Today's game development students will be the pillars of the gaming industry in just a few short years. Supporting students and university game development programs is one of the ways that we strive to support the gaming industry as a whole. From diversity scholarships, to school grants, to our own Level Up developer contest we want nothing more than to see the next generation of game developers meet their full unbridled potential. Our Intel University Games Showcase at GDC has become the premier event in the games industry for allowing top university programs to showcase their best projects and students. Perhaps the most important thing that we do for students is to work with industry partners like IGDA and AIAS to provide mentors and networking opportunities to help open doors for them as they break into the industry. For students thinking about entering the games industry, have a look at the top university game developer programs -- they do an amazing job of teaching students ALL of the skills needed to succeed in the game industry. And then take advantage of ALL opportunities to meet and build relationships with people that are already succeeding in the industry. And most of all, pursue your passion!
VP Developer Ecosystem and Khronos President
Khronos' Neil Trevett explains the benefit of industry standards for VR and offers developers advice on how Khronos can promote their game at GDC.
Q: Can you introduce yourself, your position, and what attendees can expect out of Khronos' dev day?
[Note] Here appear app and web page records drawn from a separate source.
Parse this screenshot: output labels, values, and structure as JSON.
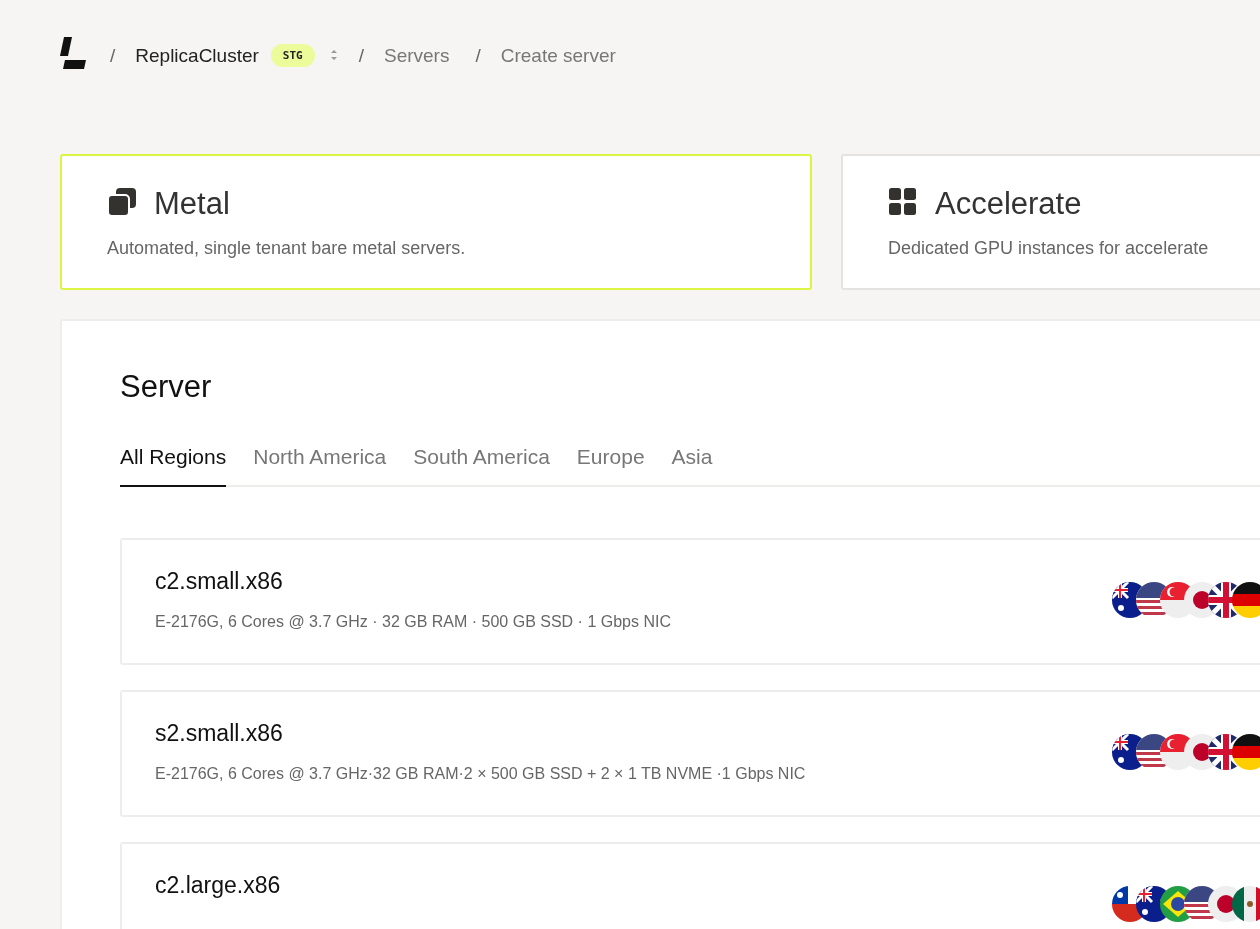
{
  "breadcrumb": [
    {
      "separator": "/",
      "label": "ReplicaCluster",
      "badge": "STG",
      "switcher": true
    },
    {
      "separator": "/",
      "label": "Servers"
    },
    {
      "separator": "/",
      "label": "Create server"
    }
  ],
  "products": [
    {
      "kind": "stack",
      "title": "Metal",
      "description": "Automated, single tenant bare metal servers.",
      "selected": true
    },
    {
      "kind": "grid",
      "title": "Accelerate",
      "description": "Dedicated GPU instances for accelerate",
      "selected": false
    }
  ],
  "server": {
    "title": "Server",
    "tabs": [
      {
        "label": "All Regions",
        "selected": true
      },
      {
        "label": "North America",
        "selected": false
      },
      {
        "label": "South America",
        "selected": false
      },
      {
        "label": "Europe",
        "selected": false
      },
      {
        "label": "Asia",
        "selected": false
      }
    ],
    "plans": [
      {
        "name": "c2.small.x86",
        "specs": "E-2176G, 6 Cores @ 3.7 GHz · 32 GB RAM · 500 GB SSD · 1 Gbps NIC",
        "flags": [
          {
            "kind": "au"
          },
          {
            "kind": "us"
          },
          {
            "kind": "sg"
          },
          {
            "kind": "jp"
          },
          {
            "kind": "gb"
          },
          {
            "kind": "de"
          }
        ]
      },
      {
        "name": "s2.small.x86",
        "specs": "E-2176G, 6 Cores @ 3.7 GHz·32 GB RAM·2 × 500 GB SSD + 2 × 1 TB NVME ·1 Gbps NIC",
        "flags": [
          {
            "kind": "au"
          },
          {
            "kind": "us"
          },
          {
            "kind": "sg"
          },
          {
            "kind": "jp"
          },
          {
            "kind": "gb"
          },
          {
            "kind": "de"
          }
        ]
      },
      {
        "name": "c2.large.x86",
        "flags": [
          {
            "kind": "cl"
          },
          {
            "kind": "au"
          },
          {
            "kind": "br"
          },
          {
            "kind": "us"
          },
          {
            "kind": "jp"
          },
          {
            "kind": "mx"
          }
        ]
      }
    ]
  }
}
I am Neil Trevett, Vice President of Developer Ecosystem at NVIDIA and President of the Khronos Group. Khronos' Developer Day at GDC will focus on highlighting the very latest updates and techniques surrounding the cross-platform API ecosystem from the Khronos Group. We will particularly focus on bringing together insights from real-world developers on their first 12 months of Vulkan experience - following the API's launch at GDC last year. Khronos will also be using GDC to update developers on Vulkan's roadmap and listening carefully to the community's input and feedback.
Q: How will Khronos' recently announced VR standards affect what it has to offer developers at this year's show?
We believe the recently announced Khronos' VR Initiative will be a cornerstone in enabling cross-platform portable VR Content. Although still in early phases of development, Khronos will be able to share the initiative's direction and gather feedback from the Virtual Reality community to ensure this standard genuinely meets the needs of the VR industry.
Q: How do you feel developers can best prepare themselves for improving their games' performance and optimization at this year's GDC?
GDC is a unique opportunity to gain insights on the latest development tools, optimization recommendations from GPU vendors and experience from leading developers. Khronos Dev Day will be a unique forum at GDC that brings together key hardware, tools and developers from diverse corners of the industry to generate actionable insights.
Q: When it comes to showcasing their own work, what do you feel can developers do at GDC to help show off their skills to the industry and potential recruiters?
Khronos is promoting innovative work around its APIs, including Vulkan and WebGL, on the Web and at GDC. Developers with demos, apps, engines or tutorials are encouraged to reach out to firstname.lastname@example.org to help Khronos promote their work!